Abstract 135: Change in Cognition, Depression, and Anxiety Following Catheter Ablation
Background: Patients with atrial fibrillation (AF) commonly experience symptoms such as palpitations, shortness of breath and chest discomfort. The severity of AF-related symptoms is associated with psychosocial factors such as anxiety and depression. Limited data suggests that catheter ablation, a treatment option in symptomatic patients with AF, reduces depression and anxiety but its effect on cognitive function remains unclear.
Methods: Participants were 38 AF patients (mean age = 63 years ±8; 68% male, 66% paroxysmal AF) undergoing an index catheter ablation for AF at the University of Massachusetts Medical Center and interviewed pre-ablation and post ablation (1-week, 1 month and 3 months) as part of an ongoing study of AF treatment and psychosocial factors. A total of 150 ablation patients will be included in the final sample. Cognitive function was assessed using the Montreal Cognitive Assessment Battery (impairment = score <27 on the 30 point scale), depression by the Patient Health Questionnaire (PHQ) and anxiety by the Generalized Anxiety Score (GAD). Trajectories of depressive symptoms, anxiety and cognitive function were modeled before and after catheter ablation using linear mixed models adjusting for age, sex, AF type (paroxysmal vs other), and history of coronary artery disease or diabetes.
Results: Patients reported high levels of depressive symptoms and anxiety and many (>50%) were cognitively impaired prior to ablation. Cognitive function increased following ablation, with improvements observed as early as one week after catheter ablation and continued to improve at 3-months post procedure (Table). Symptoms of depression and anxiety declined immediately following ablation and continued to decline through 3-months post procedure but changes were not statistically significant and may have been limited by power.

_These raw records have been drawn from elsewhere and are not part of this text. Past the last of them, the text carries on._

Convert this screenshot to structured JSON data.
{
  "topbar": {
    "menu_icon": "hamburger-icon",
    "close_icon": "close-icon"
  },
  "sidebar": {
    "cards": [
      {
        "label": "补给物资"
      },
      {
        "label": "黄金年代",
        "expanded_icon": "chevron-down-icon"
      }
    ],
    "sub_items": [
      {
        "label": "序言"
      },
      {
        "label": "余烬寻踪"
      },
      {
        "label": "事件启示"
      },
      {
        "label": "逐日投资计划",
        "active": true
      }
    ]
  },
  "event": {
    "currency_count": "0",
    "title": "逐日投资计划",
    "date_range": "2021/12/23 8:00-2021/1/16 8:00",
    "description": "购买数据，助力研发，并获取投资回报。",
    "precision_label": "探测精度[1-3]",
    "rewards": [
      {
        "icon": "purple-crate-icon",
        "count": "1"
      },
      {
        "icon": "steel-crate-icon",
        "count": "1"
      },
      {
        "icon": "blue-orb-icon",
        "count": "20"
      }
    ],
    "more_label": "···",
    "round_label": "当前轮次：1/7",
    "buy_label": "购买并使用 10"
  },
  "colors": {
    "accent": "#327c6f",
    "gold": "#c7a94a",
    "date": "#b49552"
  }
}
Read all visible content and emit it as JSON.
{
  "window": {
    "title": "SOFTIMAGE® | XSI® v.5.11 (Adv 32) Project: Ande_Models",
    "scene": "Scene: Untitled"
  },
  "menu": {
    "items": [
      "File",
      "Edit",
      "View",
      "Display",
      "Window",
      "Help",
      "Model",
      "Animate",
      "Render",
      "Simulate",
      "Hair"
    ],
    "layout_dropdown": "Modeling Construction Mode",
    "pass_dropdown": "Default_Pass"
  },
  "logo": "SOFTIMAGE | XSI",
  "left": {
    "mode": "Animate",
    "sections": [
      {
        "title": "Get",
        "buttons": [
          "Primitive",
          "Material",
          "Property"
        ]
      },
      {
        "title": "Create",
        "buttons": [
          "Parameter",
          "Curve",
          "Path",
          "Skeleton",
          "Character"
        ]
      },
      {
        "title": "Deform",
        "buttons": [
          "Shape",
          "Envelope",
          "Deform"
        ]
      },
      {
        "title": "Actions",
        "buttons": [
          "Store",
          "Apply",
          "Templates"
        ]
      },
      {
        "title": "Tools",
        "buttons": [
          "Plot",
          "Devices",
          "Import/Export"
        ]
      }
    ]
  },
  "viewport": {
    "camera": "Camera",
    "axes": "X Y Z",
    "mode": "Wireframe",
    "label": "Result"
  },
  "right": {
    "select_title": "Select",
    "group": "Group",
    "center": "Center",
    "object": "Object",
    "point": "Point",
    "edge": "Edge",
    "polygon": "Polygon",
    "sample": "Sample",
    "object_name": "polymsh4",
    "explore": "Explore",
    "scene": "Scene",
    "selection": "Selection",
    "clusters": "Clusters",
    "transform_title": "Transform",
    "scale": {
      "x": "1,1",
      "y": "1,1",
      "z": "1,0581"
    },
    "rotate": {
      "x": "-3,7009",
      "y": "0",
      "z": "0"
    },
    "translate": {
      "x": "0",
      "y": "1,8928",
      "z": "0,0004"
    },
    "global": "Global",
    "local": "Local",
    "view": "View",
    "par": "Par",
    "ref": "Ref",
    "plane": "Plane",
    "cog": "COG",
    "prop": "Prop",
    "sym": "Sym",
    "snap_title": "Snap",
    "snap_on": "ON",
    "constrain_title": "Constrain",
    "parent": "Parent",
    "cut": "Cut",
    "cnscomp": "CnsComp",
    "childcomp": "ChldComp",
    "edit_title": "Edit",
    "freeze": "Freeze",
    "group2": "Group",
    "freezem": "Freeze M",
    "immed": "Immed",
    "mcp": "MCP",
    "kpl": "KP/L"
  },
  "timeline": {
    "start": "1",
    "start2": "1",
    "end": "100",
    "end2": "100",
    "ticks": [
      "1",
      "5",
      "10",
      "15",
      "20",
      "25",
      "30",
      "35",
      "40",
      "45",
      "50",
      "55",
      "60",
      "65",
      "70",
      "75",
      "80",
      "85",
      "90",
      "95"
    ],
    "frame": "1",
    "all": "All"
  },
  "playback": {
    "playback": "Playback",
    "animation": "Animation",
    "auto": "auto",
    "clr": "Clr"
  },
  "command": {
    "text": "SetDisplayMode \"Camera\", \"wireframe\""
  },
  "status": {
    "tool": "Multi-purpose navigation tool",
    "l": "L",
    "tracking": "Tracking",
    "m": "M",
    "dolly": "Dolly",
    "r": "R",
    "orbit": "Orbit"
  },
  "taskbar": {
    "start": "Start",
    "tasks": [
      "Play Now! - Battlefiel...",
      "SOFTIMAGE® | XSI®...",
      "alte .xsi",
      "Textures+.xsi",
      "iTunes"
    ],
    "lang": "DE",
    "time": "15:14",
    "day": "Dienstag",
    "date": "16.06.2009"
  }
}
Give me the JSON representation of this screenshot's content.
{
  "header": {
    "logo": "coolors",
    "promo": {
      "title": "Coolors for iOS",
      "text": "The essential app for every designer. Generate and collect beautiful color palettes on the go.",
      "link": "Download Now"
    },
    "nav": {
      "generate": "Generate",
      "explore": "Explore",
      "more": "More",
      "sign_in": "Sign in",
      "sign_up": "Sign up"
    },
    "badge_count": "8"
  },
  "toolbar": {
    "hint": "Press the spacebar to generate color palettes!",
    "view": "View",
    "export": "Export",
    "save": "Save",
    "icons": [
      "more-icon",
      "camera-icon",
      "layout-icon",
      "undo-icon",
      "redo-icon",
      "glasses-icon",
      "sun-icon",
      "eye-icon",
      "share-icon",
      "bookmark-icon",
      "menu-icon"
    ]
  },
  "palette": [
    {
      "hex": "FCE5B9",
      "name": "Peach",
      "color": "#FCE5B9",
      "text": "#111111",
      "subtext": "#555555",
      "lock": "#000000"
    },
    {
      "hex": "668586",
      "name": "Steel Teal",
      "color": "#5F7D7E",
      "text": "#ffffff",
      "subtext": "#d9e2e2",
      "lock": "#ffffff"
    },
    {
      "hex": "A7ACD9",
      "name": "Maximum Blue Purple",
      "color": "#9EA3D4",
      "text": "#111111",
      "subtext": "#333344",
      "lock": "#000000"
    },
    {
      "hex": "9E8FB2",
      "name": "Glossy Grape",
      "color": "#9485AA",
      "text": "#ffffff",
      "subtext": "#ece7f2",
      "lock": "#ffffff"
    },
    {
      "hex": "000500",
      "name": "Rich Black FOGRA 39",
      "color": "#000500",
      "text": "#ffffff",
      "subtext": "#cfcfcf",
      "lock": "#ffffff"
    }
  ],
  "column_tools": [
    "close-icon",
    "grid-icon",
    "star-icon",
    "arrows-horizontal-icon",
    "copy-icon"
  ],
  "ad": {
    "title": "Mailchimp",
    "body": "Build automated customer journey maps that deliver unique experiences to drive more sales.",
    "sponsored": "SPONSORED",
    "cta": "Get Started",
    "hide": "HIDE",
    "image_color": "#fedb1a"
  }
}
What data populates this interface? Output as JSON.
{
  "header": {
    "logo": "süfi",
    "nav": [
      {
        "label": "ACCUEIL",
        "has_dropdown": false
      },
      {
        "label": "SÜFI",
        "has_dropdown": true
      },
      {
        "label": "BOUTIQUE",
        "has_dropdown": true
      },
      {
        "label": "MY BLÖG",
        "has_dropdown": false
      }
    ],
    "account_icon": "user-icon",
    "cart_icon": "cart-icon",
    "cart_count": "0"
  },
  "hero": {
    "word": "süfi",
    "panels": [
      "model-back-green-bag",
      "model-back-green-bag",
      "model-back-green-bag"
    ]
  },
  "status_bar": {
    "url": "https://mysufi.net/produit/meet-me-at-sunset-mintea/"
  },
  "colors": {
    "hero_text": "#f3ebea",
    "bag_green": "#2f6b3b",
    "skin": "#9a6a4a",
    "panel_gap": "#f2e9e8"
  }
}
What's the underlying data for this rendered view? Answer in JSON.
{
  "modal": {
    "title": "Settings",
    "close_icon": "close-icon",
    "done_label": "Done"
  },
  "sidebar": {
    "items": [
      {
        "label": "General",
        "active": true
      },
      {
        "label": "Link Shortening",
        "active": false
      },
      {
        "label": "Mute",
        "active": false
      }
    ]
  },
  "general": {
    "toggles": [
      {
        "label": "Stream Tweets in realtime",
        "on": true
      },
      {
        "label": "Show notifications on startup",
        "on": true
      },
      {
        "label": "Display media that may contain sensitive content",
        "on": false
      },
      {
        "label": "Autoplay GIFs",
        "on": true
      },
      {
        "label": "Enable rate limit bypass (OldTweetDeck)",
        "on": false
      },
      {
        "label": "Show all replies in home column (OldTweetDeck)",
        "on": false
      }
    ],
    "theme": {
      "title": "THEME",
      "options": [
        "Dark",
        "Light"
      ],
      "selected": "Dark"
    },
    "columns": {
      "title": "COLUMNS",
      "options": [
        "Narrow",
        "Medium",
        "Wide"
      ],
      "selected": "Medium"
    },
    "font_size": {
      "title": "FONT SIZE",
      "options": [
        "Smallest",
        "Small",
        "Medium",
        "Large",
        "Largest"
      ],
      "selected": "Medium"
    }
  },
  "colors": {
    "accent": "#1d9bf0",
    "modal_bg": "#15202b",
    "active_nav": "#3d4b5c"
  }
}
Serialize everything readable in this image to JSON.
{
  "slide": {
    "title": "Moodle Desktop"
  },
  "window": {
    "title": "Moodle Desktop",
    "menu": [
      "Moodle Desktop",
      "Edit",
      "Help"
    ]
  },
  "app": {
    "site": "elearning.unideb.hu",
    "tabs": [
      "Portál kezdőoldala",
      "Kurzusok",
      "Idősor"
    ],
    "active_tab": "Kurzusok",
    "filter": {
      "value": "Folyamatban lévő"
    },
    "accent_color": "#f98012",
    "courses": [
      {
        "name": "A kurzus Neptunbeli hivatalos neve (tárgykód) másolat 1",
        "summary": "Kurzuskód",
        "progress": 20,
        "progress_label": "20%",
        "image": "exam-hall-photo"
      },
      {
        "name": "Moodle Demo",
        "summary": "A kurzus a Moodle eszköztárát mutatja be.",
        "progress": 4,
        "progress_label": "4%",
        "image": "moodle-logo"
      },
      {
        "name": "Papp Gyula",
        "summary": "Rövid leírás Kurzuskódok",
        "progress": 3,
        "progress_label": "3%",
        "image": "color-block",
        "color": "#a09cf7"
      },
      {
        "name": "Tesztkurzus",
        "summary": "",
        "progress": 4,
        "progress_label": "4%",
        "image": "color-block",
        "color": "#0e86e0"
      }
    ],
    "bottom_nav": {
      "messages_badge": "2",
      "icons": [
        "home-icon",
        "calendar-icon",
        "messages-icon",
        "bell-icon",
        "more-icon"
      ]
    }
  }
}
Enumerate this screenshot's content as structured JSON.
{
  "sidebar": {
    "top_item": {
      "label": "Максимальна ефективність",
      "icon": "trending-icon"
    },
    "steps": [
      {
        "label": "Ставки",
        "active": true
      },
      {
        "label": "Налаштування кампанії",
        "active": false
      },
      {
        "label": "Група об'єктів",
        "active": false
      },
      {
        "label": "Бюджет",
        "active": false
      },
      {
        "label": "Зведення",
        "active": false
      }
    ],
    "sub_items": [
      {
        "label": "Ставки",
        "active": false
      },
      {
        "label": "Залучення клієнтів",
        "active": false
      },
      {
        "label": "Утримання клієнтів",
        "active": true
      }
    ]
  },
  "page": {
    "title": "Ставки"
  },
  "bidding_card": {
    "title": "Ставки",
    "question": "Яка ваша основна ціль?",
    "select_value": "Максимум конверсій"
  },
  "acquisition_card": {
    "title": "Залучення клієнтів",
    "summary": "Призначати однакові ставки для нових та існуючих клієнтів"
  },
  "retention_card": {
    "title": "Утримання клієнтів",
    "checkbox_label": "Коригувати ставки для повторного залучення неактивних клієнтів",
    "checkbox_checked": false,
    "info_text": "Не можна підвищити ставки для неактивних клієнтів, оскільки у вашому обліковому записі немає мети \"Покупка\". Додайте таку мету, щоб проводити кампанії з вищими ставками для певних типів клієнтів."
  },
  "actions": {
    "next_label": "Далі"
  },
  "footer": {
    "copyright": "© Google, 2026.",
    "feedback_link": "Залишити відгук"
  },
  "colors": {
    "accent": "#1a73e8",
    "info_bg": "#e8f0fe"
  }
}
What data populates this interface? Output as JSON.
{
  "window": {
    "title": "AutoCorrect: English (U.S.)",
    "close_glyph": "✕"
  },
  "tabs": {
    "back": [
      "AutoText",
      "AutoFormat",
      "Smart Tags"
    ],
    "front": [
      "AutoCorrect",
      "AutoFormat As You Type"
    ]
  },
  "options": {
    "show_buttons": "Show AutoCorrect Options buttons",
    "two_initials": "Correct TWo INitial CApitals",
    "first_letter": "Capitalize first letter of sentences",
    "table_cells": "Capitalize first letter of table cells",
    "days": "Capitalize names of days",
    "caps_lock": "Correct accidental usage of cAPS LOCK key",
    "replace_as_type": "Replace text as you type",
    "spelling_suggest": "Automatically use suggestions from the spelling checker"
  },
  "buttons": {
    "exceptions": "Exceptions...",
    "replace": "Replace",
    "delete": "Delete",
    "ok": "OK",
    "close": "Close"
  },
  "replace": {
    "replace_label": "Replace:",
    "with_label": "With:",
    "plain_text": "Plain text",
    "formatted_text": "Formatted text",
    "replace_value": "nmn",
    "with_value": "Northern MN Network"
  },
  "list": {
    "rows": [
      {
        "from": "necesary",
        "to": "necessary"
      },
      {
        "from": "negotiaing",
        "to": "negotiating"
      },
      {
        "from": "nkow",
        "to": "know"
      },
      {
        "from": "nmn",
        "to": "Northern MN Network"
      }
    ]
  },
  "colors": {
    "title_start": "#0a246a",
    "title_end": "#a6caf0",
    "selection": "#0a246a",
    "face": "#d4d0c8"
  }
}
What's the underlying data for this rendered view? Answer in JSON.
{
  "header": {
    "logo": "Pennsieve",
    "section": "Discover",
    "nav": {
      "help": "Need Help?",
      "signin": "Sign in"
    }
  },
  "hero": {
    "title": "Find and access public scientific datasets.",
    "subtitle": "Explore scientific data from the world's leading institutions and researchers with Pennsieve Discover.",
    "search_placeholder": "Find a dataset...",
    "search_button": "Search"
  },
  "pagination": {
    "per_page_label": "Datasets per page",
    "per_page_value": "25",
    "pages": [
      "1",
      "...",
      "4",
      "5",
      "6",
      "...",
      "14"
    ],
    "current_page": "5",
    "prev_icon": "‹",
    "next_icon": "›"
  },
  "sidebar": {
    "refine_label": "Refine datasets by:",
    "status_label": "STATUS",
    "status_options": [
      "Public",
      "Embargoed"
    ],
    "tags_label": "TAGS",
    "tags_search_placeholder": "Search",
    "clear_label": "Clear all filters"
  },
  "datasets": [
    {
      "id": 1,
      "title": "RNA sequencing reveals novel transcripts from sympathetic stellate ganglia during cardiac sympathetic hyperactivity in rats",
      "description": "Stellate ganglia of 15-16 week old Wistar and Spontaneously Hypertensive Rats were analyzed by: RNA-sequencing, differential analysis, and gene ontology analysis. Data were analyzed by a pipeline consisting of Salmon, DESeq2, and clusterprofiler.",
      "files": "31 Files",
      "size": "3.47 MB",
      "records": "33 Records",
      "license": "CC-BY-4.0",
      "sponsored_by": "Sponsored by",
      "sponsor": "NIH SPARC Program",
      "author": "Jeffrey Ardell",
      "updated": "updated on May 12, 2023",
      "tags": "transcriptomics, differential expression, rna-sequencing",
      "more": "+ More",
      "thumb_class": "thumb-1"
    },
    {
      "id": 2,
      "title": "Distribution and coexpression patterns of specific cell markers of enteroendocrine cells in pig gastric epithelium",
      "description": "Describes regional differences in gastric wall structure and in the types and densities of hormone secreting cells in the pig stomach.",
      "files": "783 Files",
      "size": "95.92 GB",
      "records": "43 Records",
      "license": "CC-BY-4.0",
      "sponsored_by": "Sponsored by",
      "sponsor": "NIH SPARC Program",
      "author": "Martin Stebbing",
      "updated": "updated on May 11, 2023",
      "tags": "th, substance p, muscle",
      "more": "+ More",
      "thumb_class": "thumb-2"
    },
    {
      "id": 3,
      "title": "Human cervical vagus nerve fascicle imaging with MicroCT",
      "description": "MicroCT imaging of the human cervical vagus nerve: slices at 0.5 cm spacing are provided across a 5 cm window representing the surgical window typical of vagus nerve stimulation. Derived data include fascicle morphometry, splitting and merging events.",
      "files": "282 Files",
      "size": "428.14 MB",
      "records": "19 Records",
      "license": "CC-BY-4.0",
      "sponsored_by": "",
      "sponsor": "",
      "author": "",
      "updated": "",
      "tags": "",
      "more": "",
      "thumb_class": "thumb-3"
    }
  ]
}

Conclusions: Catheter-based ablation was associated with improved symptoms of depression and anxiety as well as cognitive function among patients with symptomatic AF. Knowledge of the patient-centered, as well as clinical, benefits of the various treatments for AF will guide patients, their families and their physicians make informed treatment choices.
Author Disclosures: J.S. Saczynski: None. H.M. Richardson: None. A. Hajduk: None. C.I. Kiefe: None. R.J. Goldberg: None. K.C. Floyd: None. L.S. Rosenthal: None. C. Browning: None. D.D. McManus: None.
- © 2014 by American Heart Association, Inc.